April 27, 2012 (Latin America Data Byte)
By Rebecca Ray
On a seasonally-adjusted basis, unemployment rose to 5.8 from a record low of 5.5 in December.
The administration of Dilma Rousseff has recently taken steps to boost industry and curb the rise of the real, including currency controls and lower interest rates. Brazil’s latest employment report shows evidence that these steps may be having their intended effect. From 2009 to 2011, post-recession job gains had been concentrated in business services and finance: in the last quarter of 2011, the sector accounted for nearly 90 percent of all new jobs. While one cannot infer a change of direction from one quarter’s data, today’s employment report shows a sharp reversal of this trend. During the first quarter of 2012, jobs in industry and utilities have nearly eliminated their gap behind the overall labor market, while business services, real estate, and finance eliminated most of the jobs they gained in the last quarter of 2011.
Overall Unemployment and Employment
On its face, Brazil’s unemployment rate seems to have shot up: to 6.2 percent, its highest level since summer 2011. However, this is misleading for two reasons: first, the unemployment figures released by IBGE are not seasonally adjusted; the first quarter of each year usually has high unemployment and March is often the year’s peak. On a seasonally-adjusted basis, the rise in unemployment was much less severe: up to 5.8 percent from a record low of 5.5 in December, compared to the unadjusted rise to 6.2 percent from 4.7 percent in December.
Secondly, some of the rise in the unemployment rate is due to a growth in the labor force, which since the recession had been growing more slowly than the working-age population as a whole. Meanwhile, the number of employed people rose, though at a slower rate than in recent months. The EPOP (employment-to-population ratio, or the share of the working-age population that is employed) was essentially flat in March, falling from 54.0 to 53.9 percent.
Employment by Sector
More notable is the distribution of jobs among sectors. Between 2010 and 2011, over half of all new jobs were created in business services, real estate, and finance, while jobs in industry and utilities lagged behind overall employment. The last quarter has seen a dramatic reversal of this trend. Again, one must exercise caution in interpreting one quarter’s data – it will take some time to see if this really represents the beginning of a change in the composition of new employment. But jobs in industry and utilities have now nearly caught up with the rest of the labor market, and business services have shed about half of the jobs they picked up in 2011.
Taken together, the first three months of 2012 saw 195 thousand new jobs – the most since the first quarter of 2010. Industry and utilities have led this growth, together with commerce and repairs, which added nearly as many jobs. This growth represents a rebound for both sectors, which each ended 2011 with a net loss in employment for the year. Likewise, business services’ large loss is its first in seven quarters

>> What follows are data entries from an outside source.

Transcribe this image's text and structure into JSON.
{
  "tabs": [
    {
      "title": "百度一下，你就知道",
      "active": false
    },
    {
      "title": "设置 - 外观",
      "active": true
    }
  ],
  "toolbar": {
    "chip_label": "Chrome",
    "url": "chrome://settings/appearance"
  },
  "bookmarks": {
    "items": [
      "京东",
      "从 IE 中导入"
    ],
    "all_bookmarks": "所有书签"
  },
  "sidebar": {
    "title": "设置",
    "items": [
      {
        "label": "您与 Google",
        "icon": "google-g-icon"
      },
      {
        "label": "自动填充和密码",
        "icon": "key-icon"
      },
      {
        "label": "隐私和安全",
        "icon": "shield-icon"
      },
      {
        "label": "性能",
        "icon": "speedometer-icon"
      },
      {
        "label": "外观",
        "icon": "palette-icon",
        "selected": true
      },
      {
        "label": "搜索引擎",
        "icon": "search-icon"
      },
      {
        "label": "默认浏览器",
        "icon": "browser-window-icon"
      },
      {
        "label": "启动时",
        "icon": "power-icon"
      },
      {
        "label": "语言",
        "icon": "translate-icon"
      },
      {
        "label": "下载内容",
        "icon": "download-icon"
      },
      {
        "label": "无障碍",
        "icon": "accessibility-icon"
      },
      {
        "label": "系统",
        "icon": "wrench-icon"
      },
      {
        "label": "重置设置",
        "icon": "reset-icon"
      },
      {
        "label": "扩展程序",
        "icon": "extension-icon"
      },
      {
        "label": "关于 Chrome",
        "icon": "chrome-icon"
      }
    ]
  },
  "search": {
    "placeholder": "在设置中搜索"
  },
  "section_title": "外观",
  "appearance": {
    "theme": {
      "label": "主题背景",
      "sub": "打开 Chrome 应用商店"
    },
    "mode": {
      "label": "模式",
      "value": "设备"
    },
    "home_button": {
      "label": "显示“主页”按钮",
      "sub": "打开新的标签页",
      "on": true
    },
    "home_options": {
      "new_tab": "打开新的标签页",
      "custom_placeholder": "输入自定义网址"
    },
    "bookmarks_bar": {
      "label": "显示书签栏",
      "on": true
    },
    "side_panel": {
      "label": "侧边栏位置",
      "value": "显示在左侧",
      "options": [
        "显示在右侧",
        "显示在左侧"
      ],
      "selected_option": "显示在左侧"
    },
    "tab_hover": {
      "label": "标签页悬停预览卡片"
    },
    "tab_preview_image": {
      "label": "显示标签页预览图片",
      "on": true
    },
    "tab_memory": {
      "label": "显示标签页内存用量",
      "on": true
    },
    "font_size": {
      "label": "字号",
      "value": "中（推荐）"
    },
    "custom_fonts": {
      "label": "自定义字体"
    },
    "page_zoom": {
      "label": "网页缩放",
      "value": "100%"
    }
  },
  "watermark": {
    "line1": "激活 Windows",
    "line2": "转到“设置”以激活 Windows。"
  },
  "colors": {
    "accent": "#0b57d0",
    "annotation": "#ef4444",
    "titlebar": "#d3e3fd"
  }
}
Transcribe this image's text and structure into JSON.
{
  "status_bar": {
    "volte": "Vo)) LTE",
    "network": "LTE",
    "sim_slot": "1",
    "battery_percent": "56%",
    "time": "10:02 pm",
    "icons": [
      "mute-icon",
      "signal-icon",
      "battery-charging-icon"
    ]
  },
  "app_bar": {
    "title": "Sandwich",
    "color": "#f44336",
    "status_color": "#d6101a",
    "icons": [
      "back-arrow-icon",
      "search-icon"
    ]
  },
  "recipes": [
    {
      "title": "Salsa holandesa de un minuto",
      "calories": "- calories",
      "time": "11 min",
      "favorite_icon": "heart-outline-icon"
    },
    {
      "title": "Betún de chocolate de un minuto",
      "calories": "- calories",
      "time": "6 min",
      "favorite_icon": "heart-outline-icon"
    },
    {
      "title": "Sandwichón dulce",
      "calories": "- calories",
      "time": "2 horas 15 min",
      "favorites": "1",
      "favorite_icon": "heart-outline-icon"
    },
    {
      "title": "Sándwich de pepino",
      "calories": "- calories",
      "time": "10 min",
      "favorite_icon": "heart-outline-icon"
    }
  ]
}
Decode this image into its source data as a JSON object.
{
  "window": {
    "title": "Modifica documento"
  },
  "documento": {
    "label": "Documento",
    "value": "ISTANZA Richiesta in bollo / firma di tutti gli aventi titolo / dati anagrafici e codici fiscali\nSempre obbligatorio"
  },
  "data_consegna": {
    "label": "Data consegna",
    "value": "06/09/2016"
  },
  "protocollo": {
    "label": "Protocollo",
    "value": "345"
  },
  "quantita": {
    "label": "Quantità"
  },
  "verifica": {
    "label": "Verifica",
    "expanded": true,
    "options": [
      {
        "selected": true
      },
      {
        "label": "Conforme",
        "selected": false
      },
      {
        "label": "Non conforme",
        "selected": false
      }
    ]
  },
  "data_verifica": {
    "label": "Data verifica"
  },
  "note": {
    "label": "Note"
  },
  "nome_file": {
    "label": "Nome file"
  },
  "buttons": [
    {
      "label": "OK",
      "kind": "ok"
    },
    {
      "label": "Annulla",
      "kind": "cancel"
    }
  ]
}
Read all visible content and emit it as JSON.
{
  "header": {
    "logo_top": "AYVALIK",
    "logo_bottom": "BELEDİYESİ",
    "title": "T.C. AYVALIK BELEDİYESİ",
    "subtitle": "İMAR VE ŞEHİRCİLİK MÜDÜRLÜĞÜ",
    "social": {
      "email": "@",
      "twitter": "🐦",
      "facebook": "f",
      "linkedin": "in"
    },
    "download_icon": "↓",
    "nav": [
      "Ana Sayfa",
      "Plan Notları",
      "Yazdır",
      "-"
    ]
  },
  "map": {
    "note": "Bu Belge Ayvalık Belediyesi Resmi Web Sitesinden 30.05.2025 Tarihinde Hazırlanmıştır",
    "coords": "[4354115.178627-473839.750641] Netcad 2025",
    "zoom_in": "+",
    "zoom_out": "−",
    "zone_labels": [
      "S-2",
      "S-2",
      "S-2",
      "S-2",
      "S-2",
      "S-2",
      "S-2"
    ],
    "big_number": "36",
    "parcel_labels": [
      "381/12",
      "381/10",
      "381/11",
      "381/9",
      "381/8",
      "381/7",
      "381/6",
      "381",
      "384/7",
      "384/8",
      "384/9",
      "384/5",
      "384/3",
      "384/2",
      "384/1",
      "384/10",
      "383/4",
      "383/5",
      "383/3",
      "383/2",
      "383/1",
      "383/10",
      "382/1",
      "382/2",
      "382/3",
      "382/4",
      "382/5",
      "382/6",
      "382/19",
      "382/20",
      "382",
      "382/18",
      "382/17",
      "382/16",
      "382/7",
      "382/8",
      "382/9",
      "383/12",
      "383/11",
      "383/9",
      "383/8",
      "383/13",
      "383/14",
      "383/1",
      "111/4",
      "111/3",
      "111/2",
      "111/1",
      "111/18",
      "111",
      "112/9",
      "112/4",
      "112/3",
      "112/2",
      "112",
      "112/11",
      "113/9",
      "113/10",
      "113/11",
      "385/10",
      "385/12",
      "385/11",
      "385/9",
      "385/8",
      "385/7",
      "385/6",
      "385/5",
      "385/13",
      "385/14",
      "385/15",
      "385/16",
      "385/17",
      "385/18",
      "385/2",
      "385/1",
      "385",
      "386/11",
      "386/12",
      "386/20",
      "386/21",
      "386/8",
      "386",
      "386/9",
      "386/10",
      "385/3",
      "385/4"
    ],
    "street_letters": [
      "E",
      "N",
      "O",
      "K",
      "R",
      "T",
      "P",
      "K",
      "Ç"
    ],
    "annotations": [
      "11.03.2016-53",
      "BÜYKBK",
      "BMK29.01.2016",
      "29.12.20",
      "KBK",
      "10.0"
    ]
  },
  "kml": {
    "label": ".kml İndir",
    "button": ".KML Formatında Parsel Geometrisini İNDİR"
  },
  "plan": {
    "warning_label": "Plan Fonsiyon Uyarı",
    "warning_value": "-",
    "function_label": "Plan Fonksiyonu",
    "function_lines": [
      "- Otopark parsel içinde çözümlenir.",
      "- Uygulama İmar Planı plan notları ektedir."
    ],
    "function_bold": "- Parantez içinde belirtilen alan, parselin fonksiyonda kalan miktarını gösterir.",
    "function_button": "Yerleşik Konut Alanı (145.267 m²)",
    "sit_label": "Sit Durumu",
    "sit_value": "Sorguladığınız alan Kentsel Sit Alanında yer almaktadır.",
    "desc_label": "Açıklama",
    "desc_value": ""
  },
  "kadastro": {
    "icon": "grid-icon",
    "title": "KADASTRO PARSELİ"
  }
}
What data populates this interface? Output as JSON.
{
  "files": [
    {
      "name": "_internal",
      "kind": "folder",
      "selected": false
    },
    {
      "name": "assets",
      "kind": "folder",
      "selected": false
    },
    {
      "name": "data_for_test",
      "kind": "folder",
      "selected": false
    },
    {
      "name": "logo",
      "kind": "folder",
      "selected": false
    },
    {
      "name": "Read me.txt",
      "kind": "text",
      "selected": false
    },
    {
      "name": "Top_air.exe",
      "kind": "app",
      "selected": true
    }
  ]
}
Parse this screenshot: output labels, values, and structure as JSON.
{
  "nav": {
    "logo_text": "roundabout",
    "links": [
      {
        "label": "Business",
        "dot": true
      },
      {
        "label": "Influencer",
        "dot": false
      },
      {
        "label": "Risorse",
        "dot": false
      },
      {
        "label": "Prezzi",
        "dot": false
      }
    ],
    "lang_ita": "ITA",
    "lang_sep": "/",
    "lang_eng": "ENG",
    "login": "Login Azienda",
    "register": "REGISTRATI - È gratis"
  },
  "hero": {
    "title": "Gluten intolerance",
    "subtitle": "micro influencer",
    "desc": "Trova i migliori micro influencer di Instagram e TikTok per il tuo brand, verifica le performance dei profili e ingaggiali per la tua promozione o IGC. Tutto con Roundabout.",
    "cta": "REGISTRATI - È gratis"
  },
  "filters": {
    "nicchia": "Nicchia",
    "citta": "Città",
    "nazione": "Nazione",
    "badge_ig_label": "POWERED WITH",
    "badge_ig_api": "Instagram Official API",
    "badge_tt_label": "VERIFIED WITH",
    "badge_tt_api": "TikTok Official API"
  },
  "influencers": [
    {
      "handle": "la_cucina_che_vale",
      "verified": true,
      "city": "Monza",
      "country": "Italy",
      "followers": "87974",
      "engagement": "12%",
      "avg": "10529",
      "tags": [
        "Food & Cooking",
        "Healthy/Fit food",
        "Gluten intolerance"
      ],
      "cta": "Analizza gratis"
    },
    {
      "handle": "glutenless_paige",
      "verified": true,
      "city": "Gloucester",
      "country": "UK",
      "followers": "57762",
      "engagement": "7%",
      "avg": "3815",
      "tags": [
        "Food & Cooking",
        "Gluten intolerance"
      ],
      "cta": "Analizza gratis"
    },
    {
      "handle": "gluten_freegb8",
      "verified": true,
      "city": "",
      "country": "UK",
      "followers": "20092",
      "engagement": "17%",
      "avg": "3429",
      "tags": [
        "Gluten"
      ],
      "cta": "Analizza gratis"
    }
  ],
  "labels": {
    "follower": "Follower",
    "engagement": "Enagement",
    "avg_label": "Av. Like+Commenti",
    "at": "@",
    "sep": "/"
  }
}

Latin America Data Bytes are brief, timely analyses of official data releases from governments and multilateral organizations. Published approximately three times every month, the Bytes cover topics such as GDP, inflation, employment, and other key indicators of economic development.